» ACTIVITY
Leave out the pictures and reproduce all of the data exactly.
Content starts
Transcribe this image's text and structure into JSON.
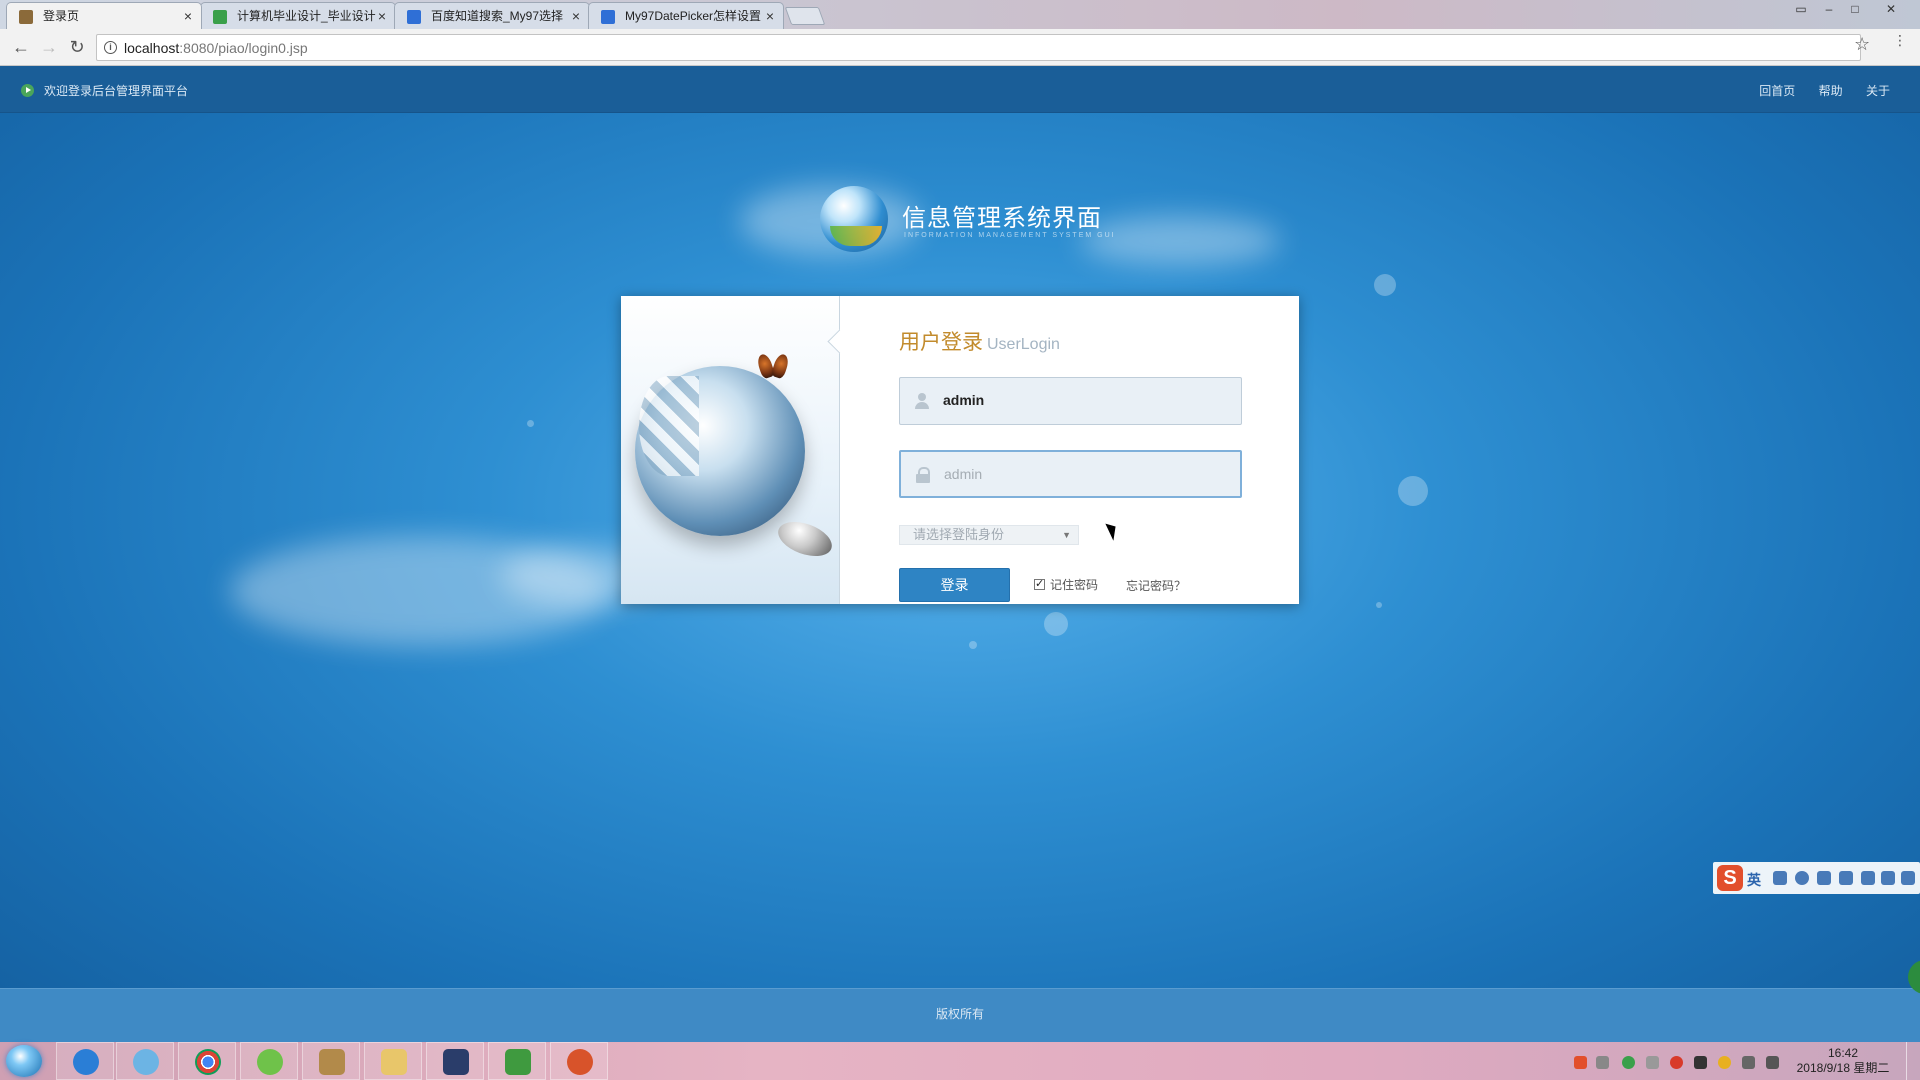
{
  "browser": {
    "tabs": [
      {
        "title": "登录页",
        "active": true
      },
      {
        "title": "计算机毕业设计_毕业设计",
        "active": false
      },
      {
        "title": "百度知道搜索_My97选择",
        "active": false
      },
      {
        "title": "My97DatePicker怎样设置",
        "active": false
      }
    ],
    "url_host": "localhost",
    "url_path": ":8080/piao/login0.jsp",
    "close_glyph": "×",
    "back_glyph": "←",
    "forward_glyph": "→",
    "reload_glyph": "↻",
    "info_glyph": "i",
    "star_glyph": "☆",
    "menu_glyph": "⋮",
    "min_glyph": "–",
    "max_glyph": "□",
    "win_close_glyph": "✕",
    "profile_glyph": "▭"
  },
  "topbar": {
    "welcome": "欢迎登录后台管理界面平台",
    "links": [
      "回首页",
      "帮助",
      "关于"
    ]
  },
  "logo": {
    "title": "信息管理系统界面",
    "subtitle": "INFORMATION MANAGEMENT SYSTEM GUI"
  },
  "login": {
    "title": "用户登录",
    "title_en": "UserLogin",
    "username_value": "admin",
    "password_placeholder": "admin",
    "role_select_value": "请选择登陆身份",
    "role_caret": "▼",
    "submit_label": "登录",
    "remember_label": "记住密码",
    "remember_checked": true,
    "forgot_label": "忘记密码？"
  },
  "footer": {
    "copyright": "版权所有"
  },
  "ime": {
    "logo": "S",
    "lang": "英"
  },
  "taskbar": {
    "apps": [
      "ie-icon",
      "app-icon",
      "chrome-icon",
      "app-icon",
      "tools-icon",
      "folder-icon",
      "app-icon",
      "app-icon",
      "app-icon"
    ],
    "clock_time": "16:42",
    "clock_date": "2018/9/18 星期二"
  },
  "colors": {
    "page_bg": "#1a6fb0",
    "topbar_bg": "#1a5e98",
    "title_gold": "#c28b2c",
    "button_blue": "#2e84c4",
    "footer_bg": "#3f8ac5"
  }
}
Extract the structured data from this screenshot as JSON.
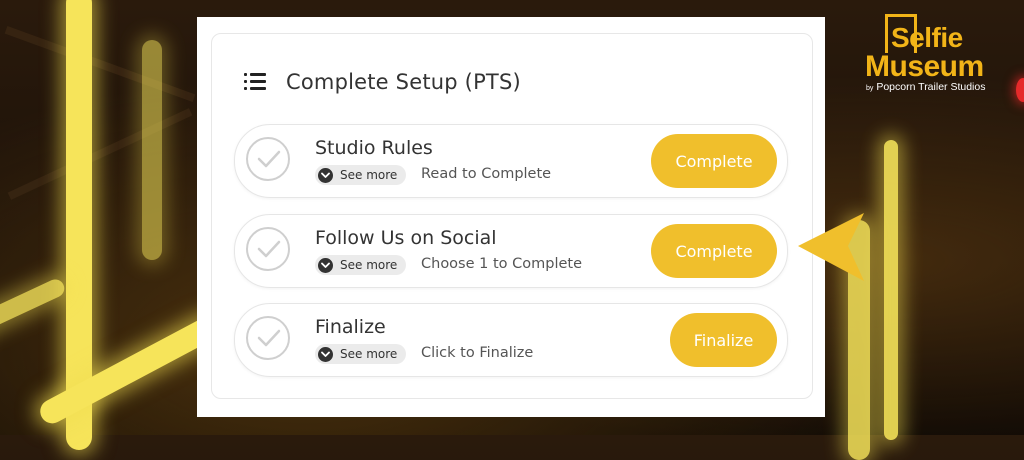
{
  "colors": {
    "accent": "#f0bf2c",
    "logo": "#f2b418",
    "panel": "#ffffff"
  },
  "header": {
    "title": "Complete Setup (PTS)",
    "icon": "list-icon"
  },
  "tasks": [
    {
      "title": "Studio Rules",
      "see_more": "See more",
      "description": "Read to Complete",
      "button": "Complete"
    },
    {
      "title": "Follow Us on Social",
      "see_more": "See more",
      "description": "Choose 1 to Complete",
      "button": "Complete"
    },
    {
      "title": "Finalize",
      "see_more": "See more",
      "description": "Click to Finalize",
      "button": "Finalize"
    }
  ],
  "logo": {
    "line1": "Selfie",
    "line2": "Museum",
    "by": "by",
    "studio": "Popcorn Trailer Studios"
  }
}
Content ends
» FINAL ANSWER
Transcribe this image's text and structure into JSON.
{
  "browser": {
    "tabs": [
      {
        "title": "登录页",
        "active": true
      },
      {
        "title": "计算机毕业设计_毕业设计",
        "active": false
      },
      {
        "title": "百度知道搜索_My97选择",
        "active": false
      },
      {
        "title": "My97DatePicker怎样设置",
        "active": false
      }
    ],
    "url_host": "localhost",
    "url_path": ":8080/piao/login0.jsp",
    "close_glyph": "×",
    "back_glyph": "←",
    "forward_glyph": "→",
    "reload_glyph": "↻",
    "info_glyph": "i",
    "star_glyph": "☆",
    "menu_glyph": "⋮",
    "min_glyph": "–",
    "max_glyph": "□",
    "win_close_glyph": "✕",
    "profile_glyph": "▭"
  },
  "topbar": {
    "welcome": "欢迎登录后台管理界面平台",
    "links": [
      "回首页",
      "帮助",
      "关于"
    ]
  },
  "logo": {
    "title": "信息管理系统界面",
    "subtitle": "INFORMATION MANAGEMENT SYSTEM GUI"
  },
  "login": {
    "title": "用户登录",
    "title_en": "UserLogin",
    "username_value": "admin",
    "password_placeholder": "admin",
    "role_select_value": "请选择登陆身份",
    "role_caret": "▼",
    "submit_label": "登录",
    "remember_label": "记住密码",
    "remember_checked": true,
    "forgot_label": "忘记密码？"
  },
  "footer": {
    "copyright": "版权所有"
  },
  "ime": {
    "logo": "S",
    "lang": "英"
  },
  "taskbar": {
    "apps": [
      "ie-icon",
      "app-icon",
      "chrome-icon",
      "app-icon",
      "tools-icon",
      "folder-icon",
      "app-icon",
      "app-icon",
      "app-icon"
    ],
    "clock_time": "16:42",
    "clock_date": "2018/9/18 星期二"
  },
  "colors": {
    "page_bg": "#1a6fb0",
    "topbar_bg": "#1a5e98",
    "title_gold": "#c28b2c",
    "button_blue": "#2e84c4",
    "footer_bg": "#3f8ac5"
  }
}
Extract the structured data from this screenshot as JSON.
{
  "colors": {
    "accent": "#f0bf2c",
    "logo": "#f2b418",
    "panel": "#ffffff"
  },
  "header": {
    "title": "Complete Setup (PTS)",
    "icon": "list-icon"
  },
  "tasks": [
    {
      "title": "Studio Rules",
      "see_more": "See more",
      "description": "Read to Complete",
      "button": "Complete"
    },
    {
      "title": "Follow Us on Social",
      "see_more": "See more",
      "description": "Choose 1 to Complete",
      "button": "Complete"
    },
    {
      "title": "Finalize",
      "see_more": "See more",
      "description": "Click to Finalize",
      "button": "Finalize"
    }
  ],
  "logo": {
    "line1": "Selfie",
    "line2": "Museum",
    "by": "by",
    "studio": "Popcorn Trailer Studios"
  }
}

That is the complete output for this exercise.